▶ [Activity]: For this exercise, print all of the data exactly as given.

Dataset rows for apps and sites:
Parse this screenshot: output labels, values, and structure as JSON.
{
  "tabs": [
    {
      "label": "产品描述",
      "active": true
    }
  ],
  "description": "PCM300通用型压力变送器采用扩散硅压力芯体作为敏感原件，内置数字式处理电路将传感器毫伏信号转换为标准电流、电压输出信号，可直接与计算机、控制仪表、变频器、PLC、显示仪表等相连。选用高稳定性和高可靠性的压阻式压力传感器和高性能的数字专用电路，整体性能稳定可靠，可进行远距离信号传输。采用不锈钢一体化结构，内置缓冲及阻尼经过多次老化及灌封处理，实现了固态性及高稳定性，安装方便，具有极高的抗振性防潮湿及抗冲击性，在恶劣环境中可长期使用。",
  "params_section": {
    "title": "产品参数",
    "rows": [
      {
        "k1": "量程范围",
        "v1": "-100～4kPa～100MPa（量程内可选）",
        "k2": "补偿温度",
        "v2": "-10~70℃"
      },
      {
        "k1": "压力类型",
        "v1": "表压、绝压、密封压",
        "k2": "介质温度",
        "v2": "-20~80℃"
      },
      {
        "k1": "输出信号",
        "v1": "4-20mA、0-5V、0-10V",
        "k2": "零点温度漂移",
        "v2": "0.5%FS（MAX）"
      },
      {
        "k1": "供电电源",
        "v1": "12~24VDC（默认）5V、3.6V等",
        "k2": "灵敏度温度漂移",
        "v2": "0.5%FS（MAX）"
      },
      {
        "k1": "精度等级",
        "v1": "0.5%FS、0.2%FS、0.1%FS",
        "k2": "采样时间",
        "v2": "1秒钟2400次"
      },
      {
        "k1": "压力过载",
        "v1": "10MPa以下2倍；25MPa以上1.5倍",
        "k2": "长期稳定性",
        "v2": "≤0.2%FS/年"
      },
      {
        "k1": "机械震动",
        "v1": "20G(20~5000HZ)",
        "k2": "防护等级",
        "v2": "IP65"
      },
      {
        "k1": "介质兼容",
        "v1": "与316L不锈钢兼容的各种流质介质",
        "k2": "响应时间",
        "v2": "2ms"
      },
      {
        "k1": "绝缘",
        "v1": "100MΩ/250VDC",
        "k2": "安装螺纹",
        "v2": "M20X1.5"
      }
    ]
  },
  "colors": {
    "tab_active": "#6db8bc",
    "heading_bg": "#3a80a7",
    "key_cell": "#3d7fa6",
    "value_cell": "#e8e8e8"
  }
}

▶ [Written reply]:
Parse this screenshot: output labels, values, and structure as JSON.
{
  "tabs": [
    {
      "label": "产品描述",
      "active": true
    }
  ],
  "description": "PCM300通用型压力变送器采用扩散硅压力芯体作为敏感原件，内置数字式处理电路将传感器毫伏信号转换为标准电流、电压输出信号，可直接与计算机、控制仪表、变频器、PLC、显示仪表等相连。选用高稳定性和高可靠性的压阻式压力传感器和高性能的数字专用电路，整体性能稳定可靠，可进行远距离信号传输。采用不锈钢一体化结构，内置缓冲及阻尼经过多次老化及灌封处理，实现了固态性及高稳定性，安装方便，具有极高的抗振性防潮湿及抗冲击性，在恶劣环境中可长期使用。",
  "params_section": {
    "title": "产品参数",
    "rows": [
      {
        "k1": "量程范围",
        "v1": "-100～4kPa～100MPa（量程内可选）",
        "k2": "补偿温度",
        "v2": "-10~70℃"
      },
      {
        "k1": "压力类型",
        "v1": "表压、绝压、密封压",
        "k2": "介质温度",
        "v2": "-20~80℃"
      },
      {
        "k1": "输出信号",
        "v1": "4-20mA、0-5V、0-10V",
        "k2": "零点温度漂移",
        "v2": "0.5%FS（MAX）"
      },
      {
        "k1": "供电电源",
        "v1": "12~24VDC（默认）5V、3.6V等",
        "k2": "灵敏度温度漂移",
        "v2": "0.5%FS（MAX）"
      },
      {
        "k1": "精度等级",
        "v1": "0.5%FS、0.2%FS、0.1%FS",
        "k2": "采样时间",
        "v2": "1秒钟2400次"
      },
      {
        "k1": "压力过载",
        "v1": "10MPa以下2倍；25MPa以上1.5倍",
        "k2": "长期稳定性",
        "v2": "≤0.2%FS/年"
      },
      {
        "k1": "机械震动",
        "v1": "20G(20~5000HZ)",
        "k2": "防护等级",
        "v2": "IP65"
      },
      {
        "k1": "介质兼容",
        "v1": "与316L不锈钢兼容的各种流质介质",
        "k2": "响应时间",
        "v2": "2ms"
      },
      {
        "k1": "绝缘",
        "v1": "100MΩ/250VDC",
        "k2": "安装螺纹",
        "v2": "M20X1.5"
      }
    ]
  },
  "colors": {
    "tab_active": "#6db8bc",
    "heading_bg": "#3a80a7",
    "key_cell": "#3d7fa6",
    "value_cell": "#e8e8e8"
  }
}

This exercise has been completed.